The High Representative of Everything and Nothing, The Art of Moving Mountains
On August 30th, the Italian Foreign Minister and Commission candidate, Mrs. Frederica Mogherini, was appointed High Representative of the Union for Foreign Affairs and Security Policy (commonly known as simply the High Representative). Taking office on November 1st, Mrs. Mogherini faces tremendous challenges ahead. With little foreign policy experience, will she be the one to breathe new life into the tired EU foreign policy cooperation?
Prior to being appointed High Representative by the European Council, Mrs. Mogherini, the 41-year-old Rome-born left-wing politician had been the Foreign Minister of Italy for only six months. As the third woman and second youngest on the post, she was described as embodying the change promised by Prime Minister Matteo Renzi. On July 4th, Der Spiegel International published an article after her name was thrown into the race for one of Europe’s top jobs. Apart from cliché descriptions of women with power – such as the color and lengths of her hair, her choice of jewelry and family situation – the distinguished newspaper painted a portrait of a woman lacking extensive experience but with a steady confidence and the determination to put Italy back on the map of world politics.
Now, the situation is different. Mrs. Mogherini has moved from Rome to Brussels and will soon be heading the European External Action Service responsible for 3500 employees, a budget of roughly €489 million (2012) and well over a hundred diplomatic delegations around the world. In terms of actual policy, she will be responsible for conducting the Common Foreign and Security Policy (CFSP) and contributing to the development of that policy area. That is, to say the least, a giant task for a person limited in power by twenty-eight governments fighting tooth and nail to steer the policies in the direction of their respective national interests; whereas the Treaty of the European Union sets no limit to what the Member States can do in matters of foreign and security policy, the consensus based decision-making process requires the active or silent acceptance of all Member States.

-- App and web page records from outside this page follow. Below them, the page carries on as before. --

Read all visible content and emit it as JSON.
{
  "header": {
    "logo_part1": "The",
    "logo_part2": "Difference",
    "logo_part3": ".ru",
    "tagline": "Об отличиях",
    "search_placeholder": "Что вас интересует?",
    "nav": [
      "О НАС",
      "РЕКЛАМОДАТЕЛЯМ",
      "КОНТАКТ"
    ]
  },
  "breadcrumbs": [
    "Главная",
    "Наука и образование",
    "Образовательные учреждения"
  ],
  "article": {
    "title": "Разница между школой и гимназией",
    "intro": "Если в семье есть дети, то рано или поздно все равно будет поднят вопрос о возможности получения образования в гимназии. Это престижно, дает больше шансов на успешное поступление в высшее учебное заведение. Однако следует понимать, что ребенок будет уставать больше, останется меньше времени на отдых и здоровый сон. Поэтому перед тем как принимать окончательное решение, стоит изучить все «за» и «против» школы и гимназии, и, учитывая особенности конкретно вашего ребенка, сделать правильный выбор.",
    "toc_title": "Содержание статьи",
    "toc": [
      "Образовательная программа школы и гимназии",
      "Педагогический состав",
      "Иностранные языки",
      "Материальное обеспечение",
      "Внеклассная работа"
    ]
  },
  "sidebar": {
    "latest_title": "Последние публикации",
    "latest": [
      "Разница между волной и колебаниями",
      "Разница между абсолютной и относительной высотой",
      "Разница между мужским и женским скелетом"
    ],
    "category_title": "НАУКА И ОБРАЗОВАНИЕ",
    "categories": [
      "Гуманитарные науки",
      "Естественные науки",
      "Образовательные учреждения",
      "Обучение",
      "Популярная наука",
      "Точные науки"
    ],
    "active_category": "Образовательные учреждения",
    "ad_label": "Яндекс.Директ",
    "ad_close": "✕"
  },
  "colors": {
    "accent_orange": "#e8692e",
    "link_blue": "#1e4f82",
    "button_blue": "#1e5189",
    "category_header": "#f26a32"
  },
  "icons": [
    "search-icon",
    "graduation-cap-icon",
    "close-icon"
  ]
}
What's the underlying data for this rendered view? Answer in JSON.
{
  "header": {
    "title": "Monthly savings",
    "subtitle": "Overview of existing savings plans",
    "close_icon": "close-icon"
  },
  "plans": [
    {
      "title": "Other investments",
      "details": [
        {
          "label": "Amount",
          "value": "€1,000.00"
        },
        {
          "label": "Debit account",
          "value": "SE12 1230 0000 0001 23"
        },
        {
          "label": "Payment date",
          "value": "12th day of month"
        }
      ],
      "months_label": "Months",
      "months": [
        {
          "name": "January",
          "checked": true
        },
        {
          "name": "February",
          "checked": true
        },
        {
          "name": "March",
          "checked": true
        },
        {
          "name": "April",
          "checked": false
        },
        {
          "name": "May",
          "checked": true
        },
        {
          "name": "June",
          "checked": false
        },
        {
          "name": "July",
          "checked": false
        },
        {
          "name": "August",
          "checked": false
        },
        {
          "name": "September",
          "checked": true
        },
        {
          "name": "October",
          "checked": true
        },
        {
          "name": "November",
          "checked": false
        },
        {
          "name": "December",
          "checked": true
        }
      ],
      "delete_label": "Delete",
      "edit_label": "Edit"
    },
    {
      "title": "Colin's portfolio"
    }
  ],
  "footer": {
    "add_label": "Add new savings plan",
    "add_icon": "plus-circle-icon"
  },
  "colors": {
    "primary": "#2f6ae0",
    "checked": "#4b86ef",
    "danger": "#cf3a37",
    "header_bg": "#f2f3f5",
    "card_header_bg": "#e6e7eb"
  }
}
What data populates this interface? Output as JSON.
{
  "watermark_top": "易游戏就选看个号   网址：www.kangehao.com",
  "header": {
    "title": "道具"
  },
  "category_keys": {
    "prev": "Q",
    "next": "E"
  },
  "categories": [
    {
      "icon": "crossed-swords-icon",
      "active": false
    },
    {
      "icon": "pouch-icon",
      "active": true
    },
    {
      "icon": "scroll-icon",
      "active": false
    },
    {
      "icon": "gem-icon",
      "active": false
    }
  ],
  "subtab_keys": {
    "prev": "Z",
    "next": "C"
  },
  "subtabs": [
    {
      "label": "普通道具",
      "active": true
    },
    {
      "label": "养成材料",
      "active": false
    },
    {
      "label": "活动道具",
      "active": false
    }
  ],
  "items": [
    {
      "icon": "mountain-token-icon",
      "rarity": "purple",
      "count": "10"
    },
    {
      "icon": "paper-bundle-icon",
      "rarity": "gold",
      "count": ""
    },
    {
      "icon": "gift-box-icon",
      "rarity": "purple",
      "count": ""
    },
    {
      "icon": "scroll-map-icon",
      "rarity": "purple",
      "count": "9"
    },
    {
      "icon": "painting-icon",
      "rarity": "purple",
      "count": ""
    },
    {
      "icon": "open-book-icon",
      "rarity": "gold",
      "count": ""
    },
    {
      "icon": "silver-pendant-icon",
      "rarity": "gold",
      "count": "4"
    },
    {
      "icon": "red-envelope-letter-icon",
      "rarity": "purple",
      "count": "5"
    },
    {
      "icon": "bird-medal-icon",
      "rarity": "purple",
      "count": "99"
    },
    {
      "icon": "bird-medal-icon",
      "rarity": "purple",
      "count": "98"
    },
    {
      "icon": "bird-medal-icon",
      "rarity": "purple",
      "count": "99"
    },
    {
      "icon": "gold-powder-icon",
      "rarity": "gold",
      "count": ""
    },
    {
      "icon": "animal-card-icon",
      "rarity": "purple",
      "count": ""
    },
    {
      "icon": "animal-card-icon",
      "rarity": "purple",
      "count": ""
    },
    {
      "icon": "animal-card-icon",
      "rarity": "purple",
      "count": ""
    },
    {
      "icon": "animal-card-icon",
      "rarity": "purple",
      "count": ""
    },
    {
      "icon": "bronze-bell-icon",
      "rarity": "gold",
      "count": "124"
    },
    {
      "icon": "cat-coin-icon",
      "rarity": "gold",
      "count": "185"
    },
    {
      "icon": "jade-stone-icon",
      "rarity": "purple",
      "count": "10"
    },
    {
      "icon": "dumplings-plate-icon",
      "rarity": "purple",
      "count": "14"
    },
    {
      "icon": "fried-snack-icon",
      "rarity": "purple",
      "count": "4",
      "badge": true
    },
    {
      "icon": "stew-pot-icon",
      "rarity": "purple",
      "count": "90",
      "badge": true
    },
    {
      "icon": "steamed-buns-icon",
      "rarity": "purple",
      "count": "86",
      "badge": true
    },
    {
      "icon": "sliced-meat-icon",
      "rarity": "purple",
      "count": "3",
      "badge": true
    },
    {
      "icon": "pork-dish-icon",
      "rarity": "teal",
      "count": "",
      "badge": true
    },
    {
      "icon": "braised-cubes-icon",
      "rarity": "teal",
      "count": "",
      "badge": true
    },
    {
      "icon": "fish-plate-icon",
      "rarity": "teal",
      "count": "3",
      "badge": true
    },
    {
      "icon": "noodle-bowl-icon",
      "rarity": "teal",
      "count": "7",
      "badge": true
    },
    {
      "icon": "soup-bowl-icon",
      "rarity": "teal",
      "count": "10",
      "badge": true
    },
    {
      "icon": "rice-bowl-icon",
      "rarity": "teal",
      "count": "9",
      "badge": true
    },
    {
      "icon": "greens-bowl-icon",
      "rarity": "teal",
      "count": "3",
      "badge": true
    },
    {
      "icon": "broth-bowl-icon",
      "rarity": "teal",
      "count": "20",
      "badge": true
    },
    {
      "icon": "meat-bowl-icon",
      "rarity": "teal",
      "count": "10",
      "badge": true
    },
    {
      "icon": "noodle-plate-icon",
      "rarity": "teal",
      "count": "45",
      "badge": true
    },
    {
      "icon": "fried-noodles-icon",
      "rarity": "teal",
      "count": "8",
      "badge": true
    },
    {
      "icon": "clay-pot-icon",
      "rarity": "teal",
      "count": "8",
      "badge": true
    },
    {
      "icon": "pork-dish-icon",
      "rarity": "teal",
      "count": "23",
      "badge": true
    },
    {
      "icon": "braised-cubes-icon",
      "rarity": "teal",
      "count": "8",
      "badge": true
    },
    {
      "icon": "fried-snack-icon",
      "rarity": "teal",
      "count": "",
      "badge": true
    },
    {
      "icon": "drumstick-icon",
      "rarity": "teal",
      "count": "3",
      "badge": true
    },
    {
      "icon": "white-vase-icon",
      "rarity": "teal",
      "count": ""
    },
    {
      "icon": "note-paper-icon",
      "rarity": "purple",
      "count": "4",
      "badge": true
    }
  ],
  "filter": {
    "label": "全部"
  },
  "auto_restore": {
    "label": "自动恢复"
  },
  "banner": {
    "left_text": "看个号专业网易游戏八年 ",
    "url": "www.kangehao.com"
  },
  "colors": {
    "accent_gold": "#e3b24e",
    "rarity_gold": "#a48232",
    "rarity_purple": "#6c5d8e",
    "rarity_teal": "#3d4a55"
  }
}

A complete paper list of the challenges facing the High Representative and the CFSP would probably require the deforestation of the entire planet. In addition to addressing the more acute matters, such as the armed conflict in Ukraine and the rise of ISIL, Mrs. Mogherini is self-tasked with shaping, what she referred to as “a real common policy”. In her opening statement at the hearing in the European Parliament on October 7, Mrs. Mogherini outlined her vision to end the turf battle between the European Council, the Commission and the European Parliament, as well as coordinating “all actions and all policies that have an external impact”, mentioning trade, energy, migration and climate policy.
These are indeed tremendous challenges, given that the High Representative has no legal right to manage that herself. Shaping a “real common policy” requires the active or silent support of twenty-eight member states. That is in addition to the role of trying to coordinate policies between the Commissioners responsible for the aforementioned trade, energy, migration and climate issues. Thus, achieving results is highly dependent on the personal skills of the High Representative, as argued by Josef Janning, Senior Policy Fellow at the pan-European think tank European Council on Foreign Relations. With no other instruments at hand, the ability to communicate and work strategically with national foreign ministers will be crucial for the amount of respect and actual power given to the office. In order to do so, as Mr. Janning notes cynically, the High Representative must “manage the substantial egos in the Council and EU institutions”.
Many people argue that a comprehensive strategic approach is necessary for the European Union to play an active role in world politics; modernizing the 2003 European Security Strategy (ESS) would be considered a giant leap forward. Among others, The German Institute for International and Security Affairs and The Swedish Institute For International Affairs have argued in favor of revising the dated ESS. Interestingly, this document was originally adopted because the previous High Representative Javier Solana was able to take advantage of the momentum created by the US invasion of Iraq and the resulting fragmentation between the EU Member States. Today, with regards to the situation in Ukraine and the Middle East, High Representative Mogherini holds the potential to deliver a new game changing security strategy. Arguably, such a strategy is crucial for her ambition to shape “a real common policy”, merging traditional foreign and security policies with trade, energy, migration and climate issues into one single document.
Finally, there is no way of knowing beforehand how and if Mrs. Mogherini will be successful in her new position. Though she arguably lacks extensive foreign policy experience, whether she will be the High Representative of Everything or the High Representative of Nothing will depend on her personal ability to bring together the many actors that make up the Common Foreign and Security Policies within the European Union. Getting twenty-eight sovereign states to put their heads together and collectively address the challenges ahead is the art of moving mountains: it is impossible to do all at once, but skillfully carving out piece after piece is in no way impossible.